• [Exercise]: I would like the number of lines in the data that contain the word "SCADI". Please give that number alone.

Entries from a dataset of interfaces
******************************

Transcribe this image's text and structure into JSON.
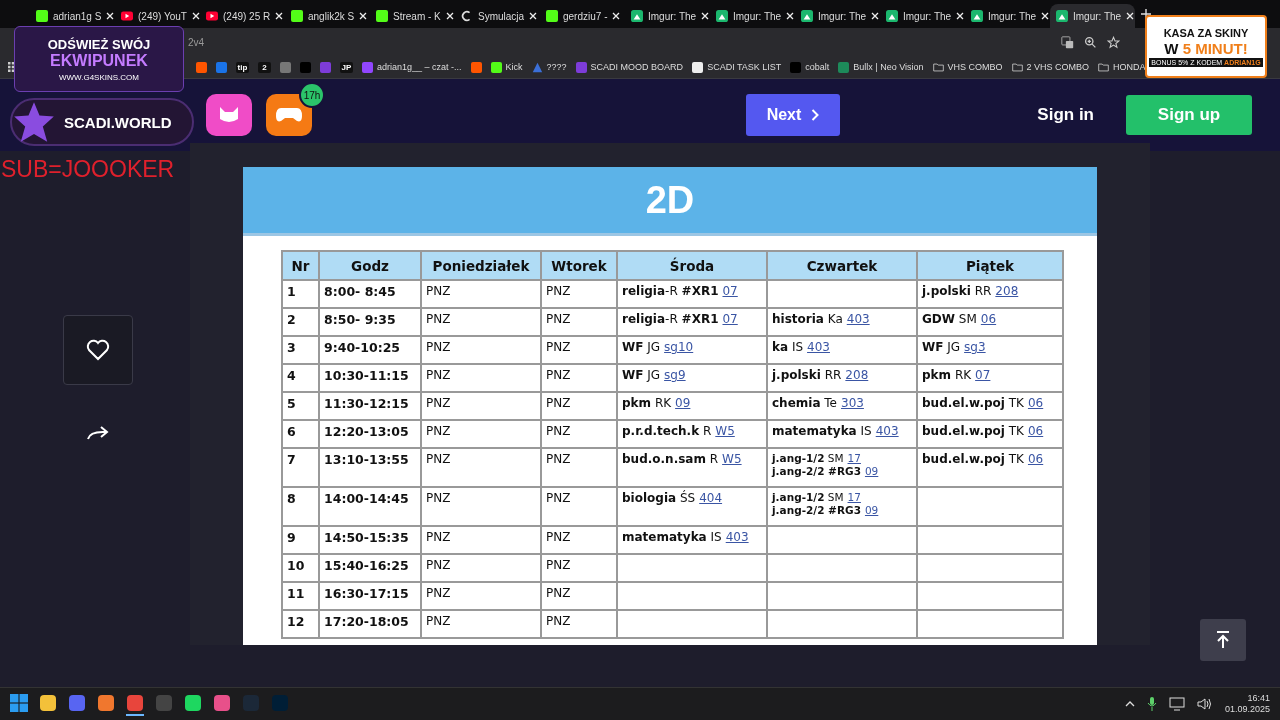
{
  "browser": {
    "tabs": [
      {
        "title": "adrian1g S",
        "kind": "kick",
        "selected": false
      },
      {
        "title": "(249) YouT",
        "kind": "youtube",
        "selected": false
      },
      {
        "title": "(249) 25 R",
        "kind": "youtube",
        "selected": false
      },
      {
        "title": "anglik2k S",
        "kind": "kick",
        "selected": false
      },
      {
        "title": "Stream - K",
        "kind": "kick",
        "selected": false
      },
      {
        "title": "Symulacja",
        "kind": "generic",
        "selected": false
      },
      {
        "title": "gerdziu7 -",
        "kind": "kick",
        "selected": false
      },
      {
        "title": "Imgur: The",
        "kind": "imgur",
        "selected": false
      },
      {
        "title": "Imgur: The",
        "kind": "imgur",
        "selected": false
      },
      {
        "title": "Imgur: The",
        "kind": "imgur",
        "selected": false
      },
      {
        "title": "Imgur: The",
        "kind": "imgur",
        "selected": false
      },
      {
        "title": "Imgur: The",
        "kind": "imgur",
        "selected": false
      },
      {
        "title": "Imgur: The",
        "kind": "imgur",
        "selected": true
      }
    ],
    "address": "2v4",
    "bookmarks": [
      {
        "kind": "soundcloud"
      },
      {
        "kind": "paypal"
      },
      {
        "kind": "text",
        "glyph": "tip"
      },
      {
        "kind": "text",
        "glyph": "2"
      },
      {
        "kind": "epic"
      },
      {
        "kind": "tiktok"
      },
      {
        "kind": "purple"
      },
      {
        "kind": "text",
        "glyph": "JP"
      },
      {
        "kind": "twitch",
        "label": "adrian1g__ – czat -..."
      },
      {
        "kind": "soundcloud"
      },
      {
        "kind": "kick",
        "label": "Kick"
      },
      {
        "kind": "triangle",
        "label": "????"
      },
      {
        "kind": "purple",
        "label": "SCADI MOOD BOARD"
      },
      {
        "kind": "notion",
        "label": "SCADI TASK LIST"
      },
      {
        "kind": "terminal",
        "label": "cobalt"
      },
      {
        "kind": "bull",
        "label": "Bullx | Neo Vision"
      },
      {
        "kind": "folder",
        "label": "VHS COMBO"
      },
      {
        "kind": "folder",
        "label": "2 VHS COMBO"
      },
      {
        "kind": "folder",
        "label": "HONDA"
      }
    ]
  },
  "page": {
    "apps": [
      {
        "kind": "pink"
      },
      {
        "kind": "gamepad",
        "badge": "17h"
      }
    ],
    "next_button": "Next",
    "sign_in": "Sign in",
    "sign_up": "Sign up",
    "image": {
      "title": "2D",
      "table": {
        "columns": [
          "Nr",
          "Godz",
          "Poniedziałek",
          "Wtorek",
          "Środa",
          "Czwartek",
          "Piątek"
        ],
        "rows": [
          {
            "cells": [
              {
                "entries": [
                  {
                    "text": "1"
                  }
                ]
              },
              {
                "entries": [
                  {
                    "text": "8:00- 8:45"
                  }
                ]
              },
              {
                "entries": [
                  {
                    "text": "PNZ"
                  }
                ]
              },
              {
                "entries": [
                  {
                    "text": "PNZ"
                  }
                ]
              },
              {
                "entries": [
                  {
                    "text": "**religia**-R **#XR1**",
                    "room": "07"
                  }
                ]
              },
              {},
              {
                "entries": [
                  {
                    "text": "**j.polski** RR",
                    "room": "208"
                  }
                ]
              }
            ]
          },
          {
            "cells": [
              {
                "entries": [
                  {
                    "text": "2"
                  }
                ]
              },
              {
                "entries": [
                  {
                    "text": "8:50- 9:35"
                  }
                ]
              },
              {
                "entries": [
                  {
                    "text": "PNZ"
                  }
                ]
              },
              {
                "entries": [
                  {
                    "text": "PNZ"
                  }
                ]
              },
              {
                "entries": [
                  {
                    "text": "**religia**-R **#XR1**",
                    "room": "07"
                  }
                ]
              },
              {
                "entries": [
                  {
                    "text": "**historia** Ka",
                    "room": "403"
                  }
                ]
              },
              {
                "entries": [
                  {
                    "text": "**GDW** SM",
                    "room": "06"
                  }
                ]
              }
            ]
          },
          {
            "cells": [
              {
                "entries": [
                  {
                    "text": "3"
                  }
                ]
              },
              {
                "entries": [
                  {
                    "text": "9:40-10:25"
                  }
                ]
              },
              {
                "entries": [
                  {
                    "text": "PNZ"
                  }
                ]
              },
              {
                "entries": [
                  {
                    "text": "PNZ"
                  }
                ]
              },
              {
                "entries": [
                  {
                    "text": "**WF** JG",
                    "room": "sg10"
                  }
                ]
              },
              {
                "entries": [
                  {
                    "text": "**ka** IS",
                    "room": "403"
                  }
                ]
              },
              {
                "entries": [
                  {
                    "text": "**WF** JG",
                    "room": "sg3"
                  }
                ]
              }
            ]
          },
          {
            "cells": [
              {
                "entries": [
                  {
                    "text": "4"
                  }
                ]
              },
              {
                "entries": [
                  {
                    "text": "10:30-11:15"
                  }
                ]
              },
              {
                "entries": [
                  {
                    "text": "PNZ"
                  }
                ]
              },
              {
                "entries": [
                  {
                    "text": "PNZ"
                  }
                ]
              },
              {
                "entries": [
                  {
                    "text": "**WF** JG",
                    "room": "sg9"
                  }
                ]
              },
              {
                "entries": [
                  {
                    "text": "**j.polski** RR",
                    "room": "208"
                  }
                ]
              },
              {
                "entries": [
                  {
                    "text": "**pkm** RK",
                    "room": "07"
                  }
                ]
              }
            ]
          },
          {
            "cells": [
              {
                "entries": [
                  {
                    "text": "5"
                  }
                ]
              },
              {
                "entries": [
                  {
                    "text": "11:30-12:15"
                  }
                ]
              },
              {
                "entries": [
                  {
                    "text": "PNZ"
                  }
                ]
              },
              {
                "entries": [
                  {
                    "text": "PNZ"
                  }
                ]
              },
              {
                "entries": [
                  {
                    "text": "**pkm** RK",
                    "room": "09"
                  }
                ]
              },
              {
                "entries": [
                  {
                    "text": "**chemia** Te",
                    "room": "303"
                  }
                ]
              },
              {
                "entries": [
                  {
                    "text": "**bud.el.w.poj** TK",
                    "room": "06"
                  }
                ]
              }
            ]
          },
          {
            "cells": [
              {
                "entries": [
                  {
                    "text": "6"
                  }
                ]
              },
              {
                "entries": [
                  {
                    "text": "12:20-13:05"
                  }
                ]
              },
              {
                "entries": [
                  {
                    "text": "PNZ"
                  }
                ]
              },
              {
                "entries": [
                  {
                    "text": "PNZ"
                  }
                ]
              },
              {
                "entries": [
                  {
                    "text": "**p.r.d.tech.k** R",
                    "room": "W5"
                  }
                ]
              },
              {
                "entries": [
                  {
                    "text": "**matematyka** IS",
                    "room": "403"
                  }
                ]
              },
              {
                "entries": [
                  {
                    "text": "**bud.el.w.poj** TK",
                    "room": "06"
                  }
                ]
              }
            ]
          },
          {
            "cells": [
              {
                "entries": [
                  {
                    "text": "7"
                  }
                ]
              },
              {
                "entries": [
                  {
                    "text": "13:10-13:55"
                  }
                ]
              },
              {
                "entries": [
                  {
                    "text": "PNZ"
                  }
                ]
              },
              {
                "entries": [
                  {
                    "text": "PNZ"
                  }
                ]
              },
              {
                "entries": [
                  {
                    "text": "**bud.o.n.sam** R",
                    "room": "W5"
                  }
                ]
              },
              {
                "entries": [
                  {
                    "text": "**j.ang-1/2** SM",
                    "room": "17"
                  },
                  {
                    "text": "**j.ang-2/2 #RG3**",
                    "room": "09"
                  }
                ]
              },
              {
                "entries": [
                  {
                    "text": "**bud.el.w.poj** TK",
                    "room": "06"
                  }
                ]
              }
            ]
          },
          {
            "cells": [
              {
                "entries": [
                  {
                    "text": "8"
                  }
                ]
              },
              {
                "entries": [
                  {
                    "text": "14:00-14:45"
                  }
                ]
              },
              {
                "entries": [
                  {
                    "text": "PNZ"
                  }
                ]
              },
              {
                "entries": [
                  {
                    "text": "PNZ"
                  }
                ]
              },
              {
                "entries": [
                  {
                    "text": "**biologia** ŚS",
                    "room": "404"
                  }
                ]
              },
              {
                "entries": [
                  {
                    "text": "**j.ang-1/2** SM",
                    "room": "17"
                  },
                  {
                    "text": "**j.ang-2/2 #RG3**",
                    "room": "09"
                  }
                ]
              },
              {}
            ]
          },
          {
            "cells": [
              {
                "entries": [
                  {
                    "text": "9"
                  }
                ]
              },
              {
                "entries": [
                  {
                    "text": "14:50-15:35"
                  }
                ]
              },
              {
                "entries": [
                  {
                    "text": "PNZ"
                  }
                ]
              },
              {
                "entries": [
                  {
                    "text": "PNZ"
                  }
                ]
              },
              {
                "entries": [
                  {
                    "text": "**matematyka** IS",
                    "room": "403"
                  }
                ]
              },
              {},
              {}
            ]
          },
          {
            "cells": [
              {
                "entries": [
                  {
                    "text": "10"
                  }
                ]
              },
              {
                "entries": [
                  {
                    "text": "15:40-16:25"
                  }
                ]
              },
              {
                "entries": [
                  {
                    "text": "PNZ"
                  }
                ]
              },
              {
                "entries": [
                  {
                    "text": "PNZ"
                  }
                ]
              },
              {},
              {},
              {}
            ]
          },
          {
            "cells": [
              {
                "entries": [
                  {
                    "text": "11"
                  }
                ]
              },
              {
                "entries": [
                  {
                    "text": "16:30-17:15"
                  }
                ]
              },
              {
                "entries": [
                  {
                    "text": "PNZ"
                  }
                ]
              },
              {
                "entries": [
                  {
                    "text": "PNZ"
                  }
                ]
              },
              {},
              {},
              {}
            ]
          },
          {
            "cells": [
              {
                "entries": [
                  {
                    "text": "12"
                  }
                ]
              },
              {
                "entries": [
                  {
                    "text": "17:20-18:05"
                  }
                ]
              },
              {
                "entries": [
                  {
                    "text": "PNZ"
                  }
                ]
              },
              {
                "entries": [
                  {
                    "text": "PNZ"
                  }
                ]
              },
              {},
              {},
              {}
            ]
          }
        ]
      }
    }
  },
  "overlays": {
    "ad_left": {
      "line1": "ODŚWIEŻ SWÓJ",
      "line2": "EKWIPUNEK",
      "url": "WWW.G4SKINS.COM"
    },
    "channel_badge": "SCADI.WORLD",
    "sub_text": "SUB=JOOOKER",
    "ad_right": {
      "line1": "KASA ZA SKINY",
      "line2_a": "W",
      "line2_b": "5 MINUT!",
      "bonus_a": "BONUS 5% Z KODEM",
      "bonus_b": "ADRIAN1G"
    }
  },
  "taskbar": {
    "apps": [
      {
        "kind": "windows",
        "active": false
      },
      {
        "kind": "folder",
        "active": false
      },
      {
        "kind": "discord",
        "active": false
      },
      {
        "kind": "orange",
        "active": false
      },
      {
        "kind": "chrome",
        "active": true
      },
      {
        "kind": "obs",
        "active": false
      },
      {
        "kind": "spotify",
        "active": false
      },
      {
        "kind": "colorful",
        "active": false
      },
      {
        "kind": "steam",
        "active": false
      },
      {
        "kind": "lightroom",
        "active": false
      }
    ],
    "time": "16:41",
    "date": "01.09.2025"
  }
}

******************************

• [Expected answer]: 3